At Minnehaha, the Cover bricks make a visual and emotional connection between the new structures and the school’s original 1912 and 1922 Georgian-style buildings destroyed by the explosion. The buildings that were lost featured bricks made in much the same way as the Petersen bricks. And yet the new buildings are contemporary in form and organic in their texture and coloring.

“It’s an age-old material,” Clow says of brick. “But the truth is, masonry and brick are more expensive now, because it’s harder to find the skilled labor they require. So, what happens is, you see projects using precast forms without mortar, just bricks laid in a bed of concrete in a perfect, machined way. It loses the personal connection [that brick fosters].”

Here Clow cites midcentury luminary Louis Kahn, whose famous credo, “Even a brick wants to be something,” invokes the almost visionary, individualistic stubbornness of the material. Kahn wrote that every person who sees a brick can imagine themselves as a mason putting that brick into place. In this way, brick can personalize a large building. Hand-molded brick only heightens the effect.

Clow adds that, at a mechanized factory, most Petersen bricks would be thrown out for quality control; individually, they’re just too idiosyncratic. But taken together, they create a far more interesting texture than do their machined counterparts. Harris gathered this, too: She notes that each of the 44,000 bricks is unique, in the same way that every student who passes through Minnehaha Academy is unique, with their own character traits and strengths.

Honoring the architectural history of a place while serving the needs of the present is always a delicate balancing act. Brick, in many ways, walks this line beautifully. In addition to its distinctive aesthetic qualities, the Danish product is durable and can be installed relatively quickly, even in winter. (Because each brick is held in place by two screws, not mortar, curing isn’t necessary, alleviating the need to build an enclosure to allow contractors to work through the winter. This greatly aided the Minnehaha construction schedule.)

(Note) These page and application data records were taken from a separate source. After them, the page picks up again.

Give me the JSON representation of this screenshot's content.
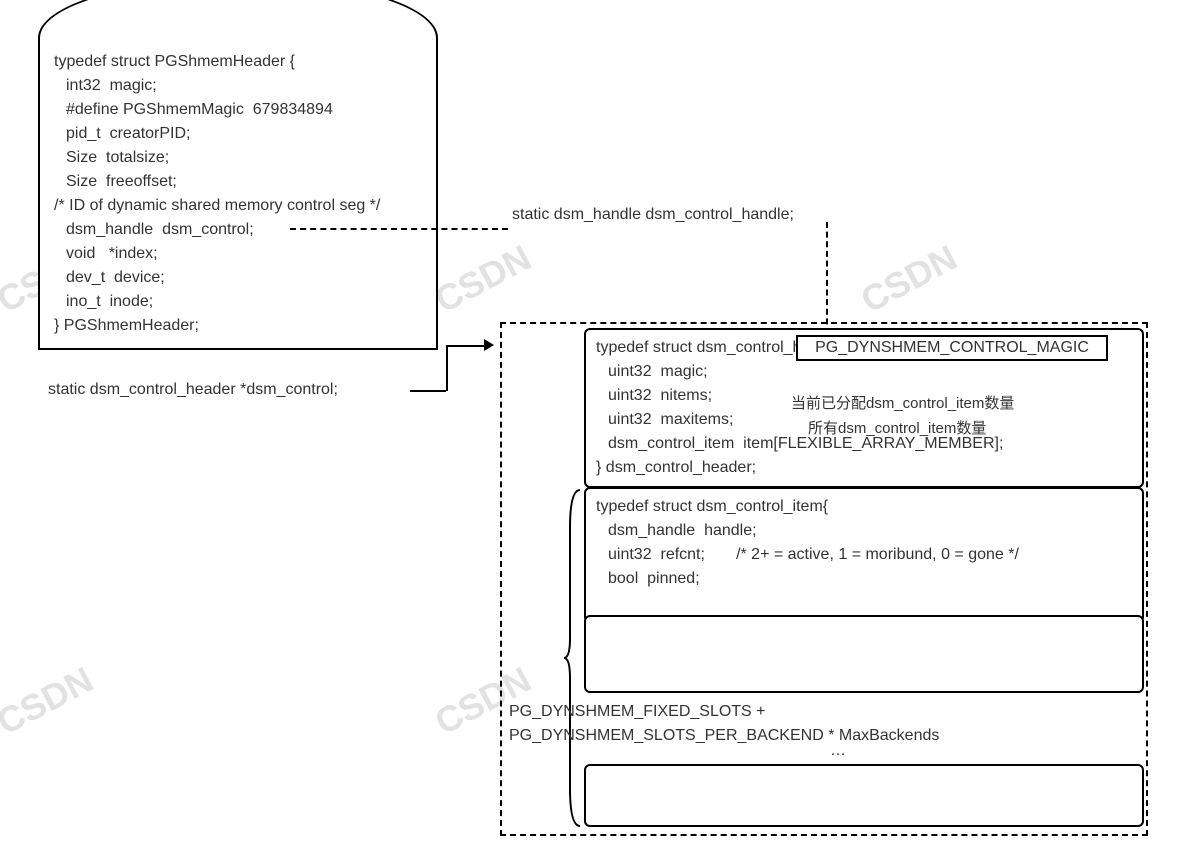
{
  "pgshmem": {
    "l1": "typedef struct PGShmemHeader {",
    "l2": "int32  magic;",
    "l3": "#define PGShmemMagic  679834894",
    "l4": "pid_t  creatorPID;",
    "l5": "Size  totalsize;",
    "l6": "Size  freeoffset;",
    "l7": "/* ID of dynamic shared memory control seg */",
    "l8": "dsm_handle  dsm_control;",
    "l9": "void   *index;",
    "l10": "dev_t  device;",
    "l11": "ino_t  inode;",
    "l12": "} PGShmemHeader;"
  },
  "labels": {
    "handle_decl": "static dsm_handle dsm_control_handle;",
    "ctrl_decl": "static dsm_control_header *dsm_control;"
  },
  "header": {
    "l1": "typedef struct dsm_control_header{",
    "l2": "uint32  magic;",
    "l3": "uint32  nitems;",
    "l4": "uint32  maxitems;",
    "l5": "dsm_control_item  item[FLEXIBLE_ARRAY_MEMBER];",
    "l6": "} dsm_control_header;",
    "magic_box": "PG_DYNSHMEM_CONTROL_MAGIC",
    "nitems_note": "当前已分配dsm_control_item数量",
    "maxitems_note": "所有dsm_control_item数量"
  },
  "item": {
    "l1": "typedef struct dsm_control_item{",
    "l2": "dsm_handle  handle;",
    "l3": "uint32  refcnt;       /* 2+ = active, 1 = moribund, 0 = gone */",
    "l4": "bool  pinned;"
  },
  "slots_formula": "PG_DYNSHMEM_FIXED_SLOTS +\nPG_DYNSHMEM_SLOTS_PER_BACKEND * MaxBackends",
  "ellipsis": "…",
  "watermark": "CSDN"
}
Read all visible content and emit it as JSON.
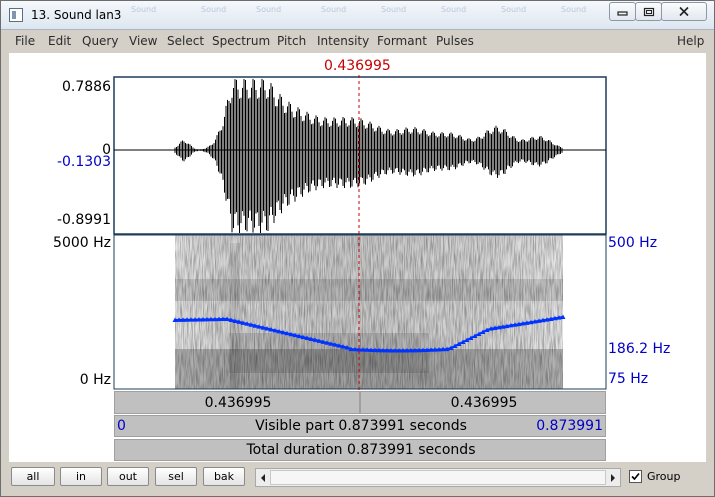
{
  "window": {
    "title": "13. Sound lan3",
    "ghost_titles": [
      "Sound",
      "Sound",
      "Sound",
      "Sound",
      "Sound",
      "Sound",
      "Sound",
      "Sound"
    ]
  },
  "menu": {
    "items": [
      "File",
      "Edit",
      "Query",
      "View",
      "Select",
      "Spectrum",
      "Pitch",
      "Intensity",
      "Formant",
      "Pulses"
    ],
    "help": "Help"
  },
  "cursor": {
    "time": "0.436995"
  },
  "waveform": {
    "max_label": "0.7886",
    "zero_label": "0",
    "cursor_value": "-0.1303",
    "min_label": "-0.8991"
  },
  "spectrogram": {
    "freq_max_label": "5000 Hz",
    "freq_min_label": "0 Hz",
    "pitch_max_label": "500 Hz",
    "pitch_mid_label": "186.2 Hz",
    "pitch_min_label": "75 Hz"
  },
  "time_bars": {
    "left_segment": "0.436995",
    "right_segment": "0.436995",
    "visible_start": "0",
    "visible_label": "Visible part 0.873991 seconds",
    "visible_end": "0.873991",
    "total_label": "Total duration 0.873991 seconds"
  },
  "bottom": {
    "buttons": [
      "all",
      "in",
      "out",
      "sel",
      "bak"
    ],
    "group_label": "Group",
    "group_checked": true
  },
  "colors": {
    "cursor": "#c80000",
    "axis_blue": "#0000c8",
    "pitch_line": "#0033ff"
  }
}
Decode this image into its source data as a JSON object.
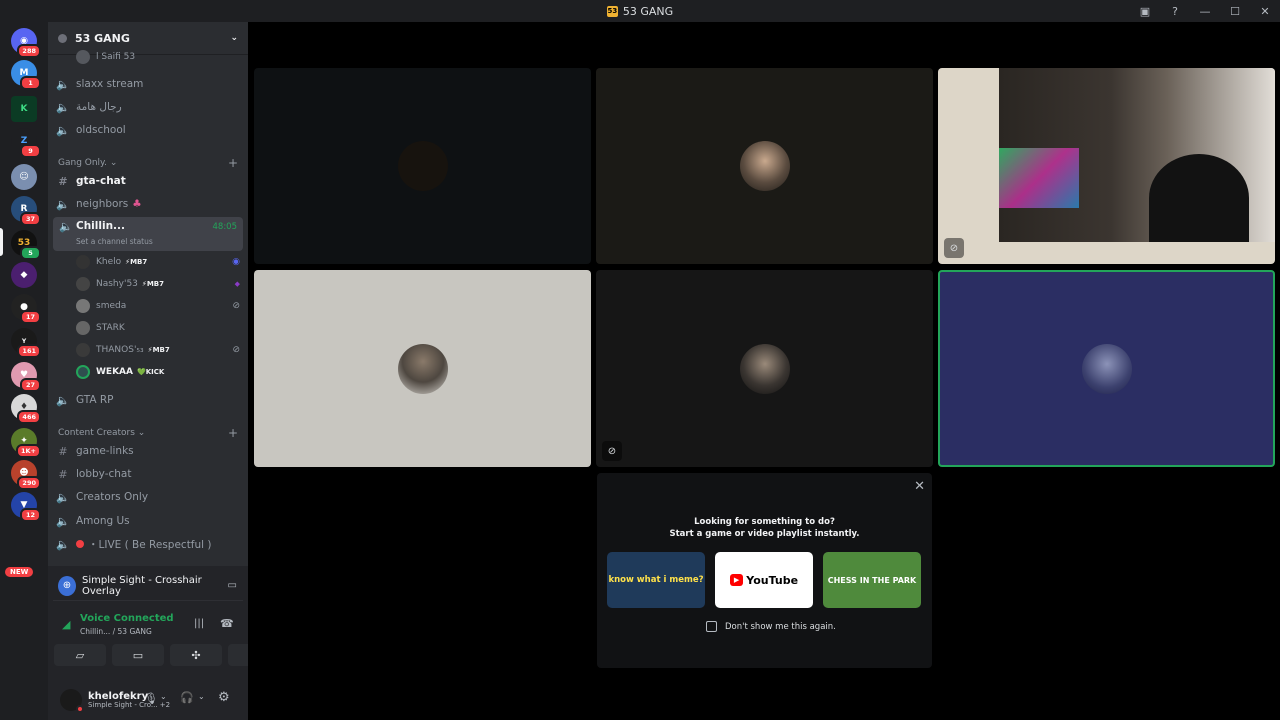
{
  "window": {
    "title": "53 GANG"
  },
  "server": {
    "name": "53 GANG"
  },
  "guild_badges": [
    "288",
    "1",
    "",
    "9",
    "",
    "37",
    "5",
    "",
    "17",
    "161",
    "27",
    "466",
    "1K+",
    "290",
    "12"
  ],
  "new_label": "NEW",
  "channels_top": {
    "partial_user": "ا Saifi 53",
    "items": [
      {
        "name": "slaxx stream",
        "type": "voice"
      },
      {
        "name": "رجال هامة",
        "type": "voice"
      },
      {
        "name": "oldschool",
        "type": "voice"
      }
    ]
  },
  "category_gang": "Gang Only.",
  "gang_channels": [
    {
      "name": "gta-chat",
      "type": "text"
    },
    {
      "name": "neighbors",
      "type": "voice"
    }
  ],
  "active_voice": {
    "name": "Chillin...",
    "timer": "48:05",
    "status": "Set a channel status"
  },
  "voice_users": [
    {
      "name": "Khelo",
      "tag": "⚡MB7"
    },
    {
      "name": "Nashy'53",
      "tag": "⚡MB7"
    },
    {
      "name": "smeda",
      "tag": ""
    },
    {
      "name": "STARK",
      "tag": ""
    },
    {
      "name": "THANOS'₅₃",
      "tag": "⚡MB7"
    },
    {
      "name": "WEKAA",
      "tag": "💚KICK"
    }
  ],
  "gta_rp": "GTA RP",
  "category_creators": "Content Creators",
  "creator_channels": [
    {
      "name": "game-links",
      "type": "text"
    },
    {
      "name": "lobby-chat",
      "type": "text"
    },
    {
      "name": "Creators Only",
      "type": "voice"
    },
    {
      "name": "Among Us",
      "type": "voice"
    },
    {
      "name": "・LIVE ( Be Respectful )",
      "type": "voice"
    }
  ],
  "activity": {
    "name": "Simple Sight - Crosshair Overlay"
  },
  "voice_status": {
    "title": "Voice Connected",
    "sub": "Chillin... / 53 GANG"
  },
  "user": {
    "name": "khelofekry",
    "status": "Simple Sight - Cro...",
    "extra": "+2"
  },
  "promo": {
    "line1": "Looking for something to do?",
    "line2": "Start a game or video playlist instantly.",
    "cards": [
      "know what i meme?",
      "YouTube",
      "CHESS IN THE PARK"
    ],
    "checkbox_label": "Don't show me this again."
  },
  "colors": {
    "accent": "#23a55a",
    "badge": "#f23f43",
    "selected_tile": "#2b2e63"
  }
}
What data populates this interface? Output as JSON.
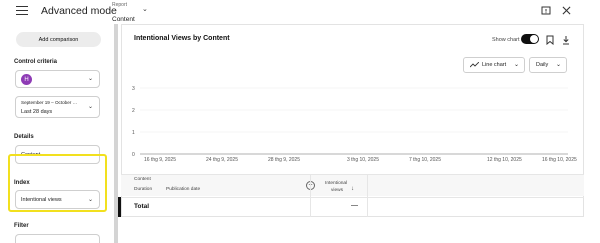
{
  "header": {
    "app_title": "Advanced mode",
    "report_label": "Report",
    "report_value": "Content"
  },
  "sidebar": {
    "add_comparison": "Add comparison",
    "control_criteria_label": "Control criteria",
    "avatar_letter": "H",
    "date_range_line1": "September 19 – October …",
    "date_range_line2": "Last 28 days",
    "details_label": "Details",
    "details_value": "Content",
    "index_label": "Index",
    "index_value": "Intentional views",
    "filter_label": "Filter"
  },
  "chart_panel": {
    "title": "Intentional Views by Content",
    "show_chart_label": "Show chart",
    "chart_type_button": "Line chart",
    "granularity_button": "Daily"
  },
  "chart_data": {
    "type": "line",
    "title": "Intentional Views by Content",
    "ylim": [
      0,
      3
    ],
    "y_ticks": [
      "0",
      "1",
      "2",
      "3"
    ],
    "x_ticks": [
      "16 thg 9, 2025",
      "24 thg 9, 2025",
      "28 thg 9, 2025",
      "3 thg 10, 2025",
      "7 thg 10, 2025",
      "12 thg 10, 2025",
      "16 thg 10, 2025"
    ],
    "series": []
  },
  "table": {
    "col_content_group": "Content",
    "col_duration": "Duration",
    "col_publication_date": "Publication date",
    "col_metric_line1": "Intentional",
    "col_metric_line2": "views",
    "sort_arrow": "↓",
    "total_label": "Total",
    "total_value": "—"
  },
  "colors": {
    "toggle_on": "#0f0f0f",
    "avatar": "#8e3bb5",
    "highlight": "#f2e01e"
  }
}
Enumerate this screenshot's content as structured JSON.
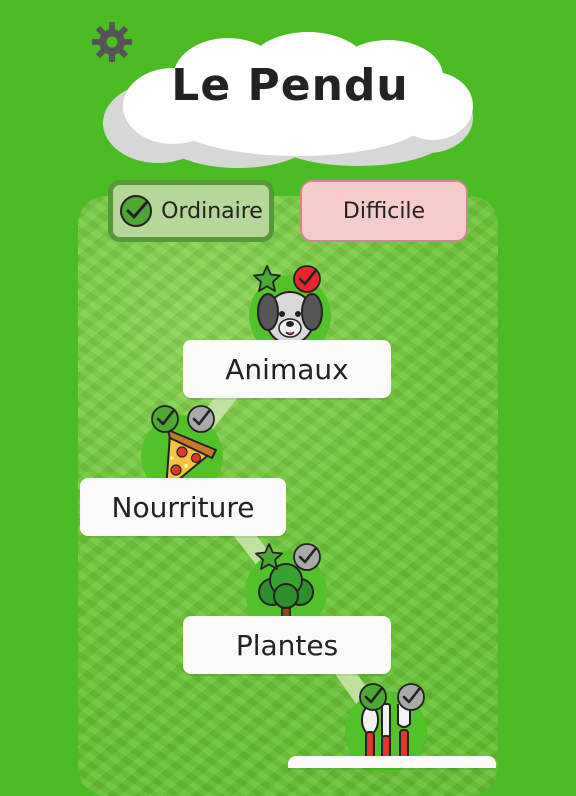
{
  "app": {
    "title": "Le Pendu"
  },
  "modes": {
    "ordinary": "Ordinaire",
    "difficult": "Difficile",
    "selected": "ordinary"
  },
  "categories": [
    {
      "label": "Animaux",
      "icon": "dog-icon",
      "badges": [
        "star-icon",
        "check-red-icon"
      ]
    },
    {
      "label": "Nourriture",
      "icon": "pizza-icon",
      "badges": [
        "check-green-icon",
        "check-gray-icon"
      ]
    },
    {
      "label": "Plantes",
      "icon": "tree-icon",
      "badges": [
        "star-icon",
        "check-gray-icon"
      ]
    },
    {
      "label": "",
      "icon": "cutlery-icon",
      "badges": [
        "check-green-icon",
        "check-gray-icon"
      ]
    }
  ],
  "colors": {
    "background": "#4cbc24",
    "star": "#4ca832",
    "check_green": "#4ca832",
    "check_red": "#e8262b",
    "check_gray": "#a9a9a9"
  }
}
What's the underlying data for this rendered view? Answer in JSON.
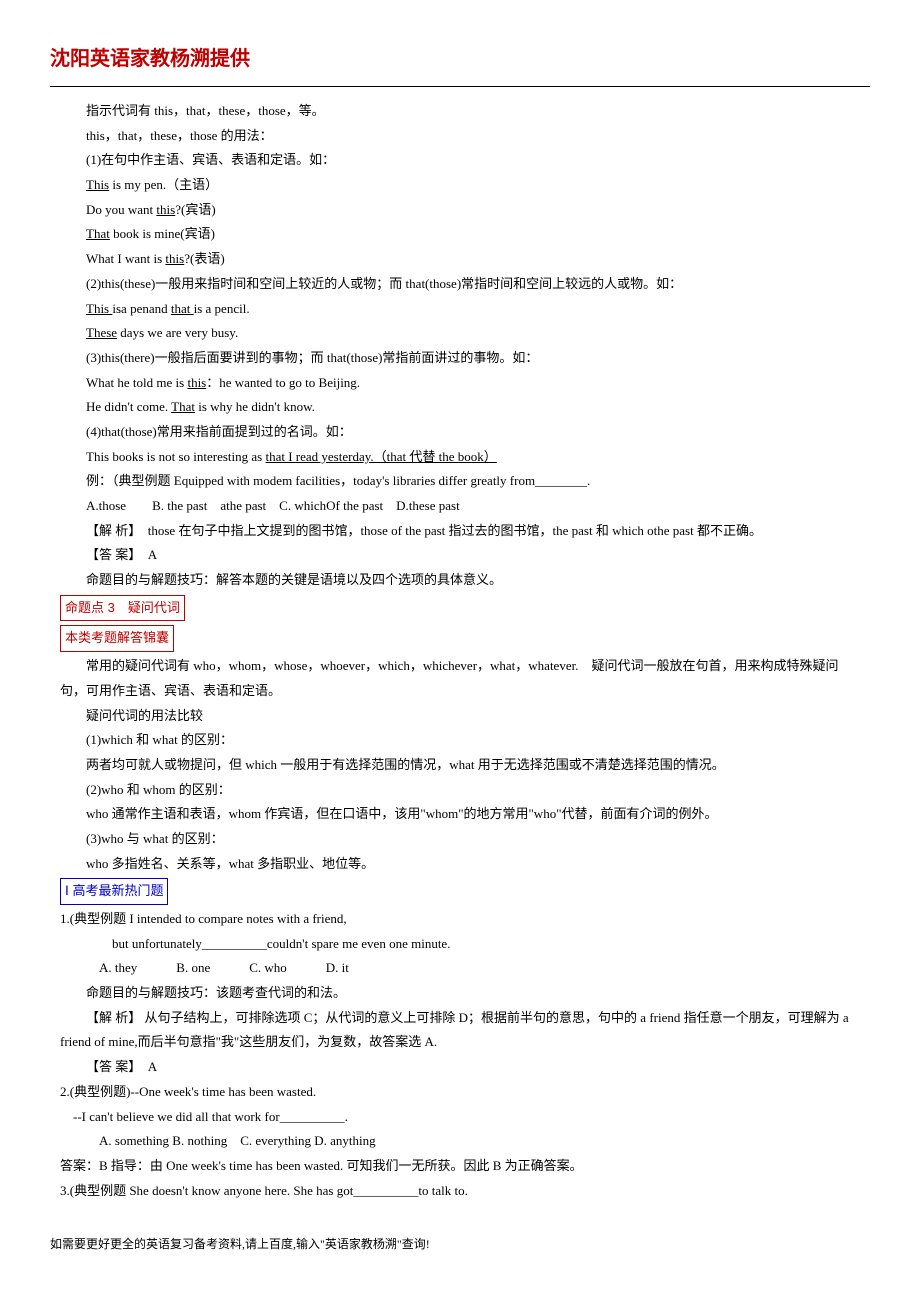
{
  "header": "沈阳英语家教杨溯提供",
  "p1": "指示代词有 this，that，these，those，等。",
  "p2": "this，that，these，those 的用法：",
  "p3": "(1)在句中作主语、宾语、表语和定语。如：",
  "p4a": "This",
  "p4b": " is my pen.（主语）",
  "p5a": "Do you want ",
  "p5b": "this",
  "p5c": "?(宾语)",
  "p6a": "That",
  "p6b": " book is mine(宾语)",
  "p7a": "What I want is ",
  "p7b": "this",
  "p7c": "?(表语)",
  "p8": "(2)this(these)一般用来指时间和空间上较近的人或物；而 that(those)常指时间和空间上较远的人或物。如：",
  "p9a": "This ",
  "p9b": "isa penand ",
  "p9c": "that ",
  "p9d": "is a pencil.",
  "p10a": "These",
  "p10b": " days we are very busy.",
  "p11": "(3)this(there)一般指后面要讲到的事物；而 that(those)常指前面讲过的事物。如：",
  "p12a": "What he told me is ",
  "p12b": "this",
  "p12c": "：he wanted to go to Beijing.",
  "p13a": "He didn't come. ",
  "p13b": "That",
  "p13c": " is why he didn't know.",
  "p14": "(4)that(those)常用来指前面提到过的名词。如：",
  "p15a": "This books is not so interesting as ",
  "p15b": "that I read yesterday.（that 代替 the book）",
  "p16": "例：（典型例题 Equipped with modem facilities，today's libraries differ greatly from________.",
  "p17": "A.those　　B. the past　athe past　C. whichOf the past　D.these past",
  "p18": "【解 析】　those 在句子中指上文提到的图书馆，those of the past 指过去的图书馆，the past 和 which othe past 都不正确。",
  "p19": "【答 案】　A",
  "p20": "命题目的与解题技巧：解答本题的关键是语境以及四个选项的具体意义。",
  "box1": "命题点 3　疑问代词",
  "box2": "本类考题解答锦囊",
  "p21": "常用的疑问代词有 who，whom，whose，whoever，which，whichever，what，whatever.　疑问代词一般放在句首，用来构成特殊疑问句，可用作主语、宾语、表语和定语。",
  "p22": "疑问代词的用法比较",
  "p23": "(1)which 和 what 的区别：",
  "p24": "两者均可就人或物提问，但 which 一般用于有选择范围的情况，what 用于无选择范围或不清楚选择范围的情况。",
  "p25": "(2)who 和 whom 的区别：",
  "p26": "who 通常作主语和表语，whom 作宾语，但在口语中，该用\"whom\"的地方常用\"who\"代替，前面有介词的例外。",
  "p27": "(3)who 与 what 的区别：",
  "p28": "who 多指姓名、关系等，what 多指职业、地位等。",
  "box3": "Ⅰ 高考最新热门题",
  "q1a": " 1.(典型例题 I intended to compare notes with a friend,",
  "q1b": "but unfortunately__________couldn't spare me even one minute.",
  "q1opts": "A. they　　　B. one　　　C. who　　　D. it",
  "q1c": "命题目的与解题技巧：该题考查代词的和法。",
  "q1d": "【解 析】 从句子结构上，可排除选项 C；从代词的意义上可排除 D；根据前半句的意思，句中的 a friend 指任意一个朋友，可理解为 a friend of mine,而后半句意指\"我\"这些朋友们，为复数，故答案选 A.",
  "q1e": "【答 案】　A",
  "q2a": "2.(典型例题)--One week's time has been wasted.",
  "q2b": "--I can't believe we did all that work for__________.",
  "q2opts": "A. something B. nothing　C. everything D. anything",
  "q2c": "答案：B 指导：由 One week's time has been wasted. 可知我们一无所获。因此 B 为正确答案。",
  "q3": "3.(典型例题 She doesn't know anyone here. She has got__________to talk to.",
  "footer": "如需要更好更全的英语复习备考资料,请上百度,输入\"英语家教杨溯\"查询!"
}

“Even a common, ordinary brick . . . wants to be something more than it is,” wrote Kahn. “It wants to be something better than it is.” The process of education, over a lifetime, is like that, as well. It’s a cumulative process, one that pushes you to absorb, learn, and grow, and to draw on that collection of lessons over and over. You never know, after all, when a magazine article about an art museum in Germany made with Danish bricks will provide you with the crucial idea you need to design a school in Minneapolis that reflects the past while looking to the future.